Alternate Path for Petty Offenders: Restorative Justice
Tuesday, January 31, 2017
In Hawaii they call it Ho’oponopono, in New Zealand it’s Te Whanau Awhina. And the Wampanoag people have a similar traditional process — a way of finding a balance or resolution between the victim of a crime and the perpetrator. Another widely used term for it today is restorative justice, or more simply, the circle.
“Throughout human history and among many cultures, people have gathered in a circle to resolve problems that arise between members of their community,” Christy Barbee, a facilitator, told a group that met at the Oak Bluffs police station last Friday.
The meeting was organized by the Martha’s Vineyard Mediation Program and Oak Bluffs resident Peter Meleney, who helped develop a restorative justice program in Maryland in 2003. “Restorative justice is designed to, among other things, keep young people from getting a criminal record for a first, usually minor, offense,” he said.

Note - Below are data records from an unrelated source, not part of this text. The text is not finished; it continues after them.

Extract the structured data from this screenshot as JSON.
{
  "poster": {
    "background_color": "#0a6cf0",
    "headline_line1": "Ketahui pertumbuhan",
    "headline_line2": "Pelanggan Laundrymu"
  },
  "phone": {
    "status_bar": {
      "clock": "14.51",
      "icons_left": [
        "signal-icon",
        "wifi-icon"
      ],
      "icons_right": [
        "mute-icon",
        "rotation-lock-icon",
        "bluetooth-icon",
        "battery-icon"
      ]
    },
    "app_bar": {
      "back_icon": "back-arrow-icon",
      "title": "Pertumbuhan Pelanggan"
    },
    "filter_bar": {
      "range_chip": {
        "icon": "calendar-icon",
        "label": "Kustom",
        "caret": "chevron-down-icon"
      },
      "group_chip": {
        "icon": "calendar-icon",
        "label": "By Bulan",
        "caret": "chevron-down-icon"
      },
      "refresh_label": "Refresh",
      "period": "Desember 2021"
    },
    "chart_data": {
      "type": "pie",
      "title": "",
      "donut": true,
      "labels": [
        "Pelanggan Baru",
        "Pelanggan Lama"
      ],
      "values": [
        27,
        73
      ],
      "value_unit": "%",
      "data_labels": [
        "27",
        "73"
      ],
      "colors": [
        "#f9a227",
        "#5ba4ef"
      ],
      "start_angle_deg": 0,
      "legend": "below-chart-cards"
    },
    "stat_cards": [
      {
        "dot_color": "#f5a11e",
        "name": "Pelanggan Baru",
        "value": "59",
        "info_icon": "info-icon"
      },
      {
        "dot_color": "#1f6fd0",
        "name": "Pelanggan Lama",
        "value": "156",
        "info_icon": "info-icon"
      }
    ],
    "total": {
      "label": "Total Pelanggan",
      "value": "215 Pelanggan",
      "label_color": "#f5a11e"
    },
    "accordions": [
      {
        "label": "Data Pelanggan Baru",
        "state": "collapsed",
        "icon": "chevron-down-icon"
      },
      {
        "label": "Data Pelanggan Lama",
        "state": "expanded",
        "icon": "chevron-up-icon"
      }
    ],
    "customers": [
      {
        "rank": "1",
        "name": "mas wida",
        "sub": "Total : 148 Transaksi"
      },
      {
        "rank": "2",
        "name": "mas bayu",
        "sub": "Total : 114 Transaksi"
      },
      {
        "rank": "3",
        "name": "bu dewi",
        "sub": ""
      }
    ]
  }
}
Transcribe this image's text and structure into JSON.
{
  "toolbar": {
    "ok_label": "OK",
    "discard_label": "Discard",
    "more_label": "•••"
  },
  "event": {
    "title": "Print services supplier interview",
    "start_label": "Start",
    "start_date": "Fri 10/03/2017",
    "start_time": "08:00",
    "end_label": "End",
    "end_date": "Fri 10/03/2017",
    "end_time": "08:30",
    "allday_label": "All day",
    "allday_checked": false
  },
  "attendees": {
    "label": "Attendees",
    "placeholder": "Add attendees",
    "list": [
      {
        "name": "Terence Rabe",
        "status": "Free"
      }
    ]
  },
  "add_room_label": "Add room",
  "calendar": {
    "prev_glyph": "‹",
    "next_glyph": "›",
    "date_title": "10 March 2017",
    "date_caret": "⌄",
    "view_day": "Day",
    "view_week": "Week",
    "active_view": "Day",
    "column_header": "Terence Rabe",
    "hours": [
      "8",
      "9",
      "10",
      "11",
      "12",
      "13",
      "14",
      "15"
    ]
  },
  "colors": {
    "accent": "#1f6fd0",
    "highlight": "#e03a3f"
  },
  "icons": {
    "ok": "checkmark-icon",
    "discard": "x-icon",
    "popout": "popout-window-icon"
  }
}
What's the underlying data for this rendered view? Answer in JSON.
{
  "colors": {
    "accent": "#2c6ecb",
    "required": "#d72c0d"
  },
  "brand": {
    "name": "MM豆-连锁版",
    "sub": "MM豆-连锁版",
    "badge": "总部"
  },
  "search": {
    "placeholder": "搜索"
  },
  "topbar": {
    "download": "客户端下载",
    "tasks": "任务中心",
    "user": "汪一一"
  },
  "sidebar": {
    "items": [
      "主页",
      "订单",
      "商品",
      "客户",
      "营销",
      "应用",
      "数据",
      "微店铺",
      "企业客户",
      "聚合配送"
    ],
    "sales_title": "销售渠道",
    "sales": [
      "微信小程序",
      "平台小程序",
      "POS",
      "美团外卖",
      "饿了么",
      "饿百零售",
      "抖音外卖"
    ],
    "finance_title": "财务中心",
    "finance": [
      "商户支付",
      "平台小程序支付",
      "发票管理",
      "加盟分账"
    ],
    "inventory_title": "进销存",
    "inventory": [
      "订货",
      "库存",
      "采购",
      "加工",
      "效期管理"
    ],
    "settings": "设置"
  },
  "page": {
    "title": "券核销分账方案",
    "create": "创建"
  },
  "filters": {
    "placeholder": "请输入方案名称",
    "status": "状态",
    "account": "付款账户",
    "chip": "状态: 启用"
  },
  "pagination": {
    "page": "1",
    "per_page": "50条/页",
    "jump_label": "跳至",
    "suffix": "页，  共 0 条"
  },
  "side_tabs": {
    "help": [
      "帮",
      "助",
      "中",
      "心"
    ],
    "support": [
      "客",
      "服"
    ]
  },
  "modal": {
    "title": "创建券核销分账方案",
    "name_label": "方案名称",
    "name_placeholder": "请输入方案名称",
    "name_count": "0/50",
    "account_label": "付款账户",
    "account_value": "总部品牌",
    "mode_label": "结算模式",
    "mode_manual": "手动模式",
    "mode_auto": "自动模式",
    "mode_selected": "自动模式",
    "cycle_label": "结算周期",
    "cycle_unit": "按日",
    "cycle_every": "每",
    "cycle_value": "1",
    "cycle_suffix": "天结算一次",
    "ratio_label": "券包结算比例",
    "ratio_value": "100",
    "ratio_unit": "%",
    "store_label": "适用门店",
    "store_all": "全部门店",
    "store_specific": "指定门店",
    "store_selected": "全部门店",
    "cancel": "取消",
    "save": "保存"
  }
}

When Peter presented the concept to police chief Erik Blake and Det. Jim Morse of the Oak Bluffs police force, they were interested. Detective Morse is both a police officer and a lawyer who works as a prosecutor for Oak Bluffs cases. He said he immediately saw the advantage of keeping minor incidents out of the time-consuming and costly criminal justice process. Restorative justice is also a key part of the Oak Bluffs community policing concept. “Restorative justice helps the police get to know their community more intimately and be involved with their community in more depth,” Ms. Barbee said at the meeting.
The restorative justice or circle process brings together the victim and offender along with their families and other members of the community, including the police department, to discuss what happened, how everyone was affected and what the group wants to have happen to repair the harm, as much as possible. A key element is that the perpetrator admits guilt and takes responsibility for his or her actions. The process ends with an agreement signed by the victim and offender in which the offender promises to make a mutually acceptable restitution to the victim. A case coordinator then assures that the agreement is fulfilled.
The types of offenses eligible for the circle process include vandalism, petty larceny, break-ins and shoplifting.
According to Ms. Barbee, restorative justice is more effective than the criminal justice system. Studies have shown that both the victim and offender achieve a higher level of satisfaction and that recidivism (the chance of the offender repeating the crime) is greatly reduced.
The circle process involves volunteers who are trained in three key roles. A facilitator guides the meeting, during which the affected people gather to restore balance. A case coordinator manages the case from beginning to end and keeps a record of it. And a community member acts as a witness and to provide input.
About 20 people attended the meeting Friday, about a third of them involved in mediation on the Island. Most signed up for training on Feb. 17 and 18 as either a restorative justice facilitator or community member.
Anyone interested in learning more can contact Peter Meleney at firstname.lastname@example.org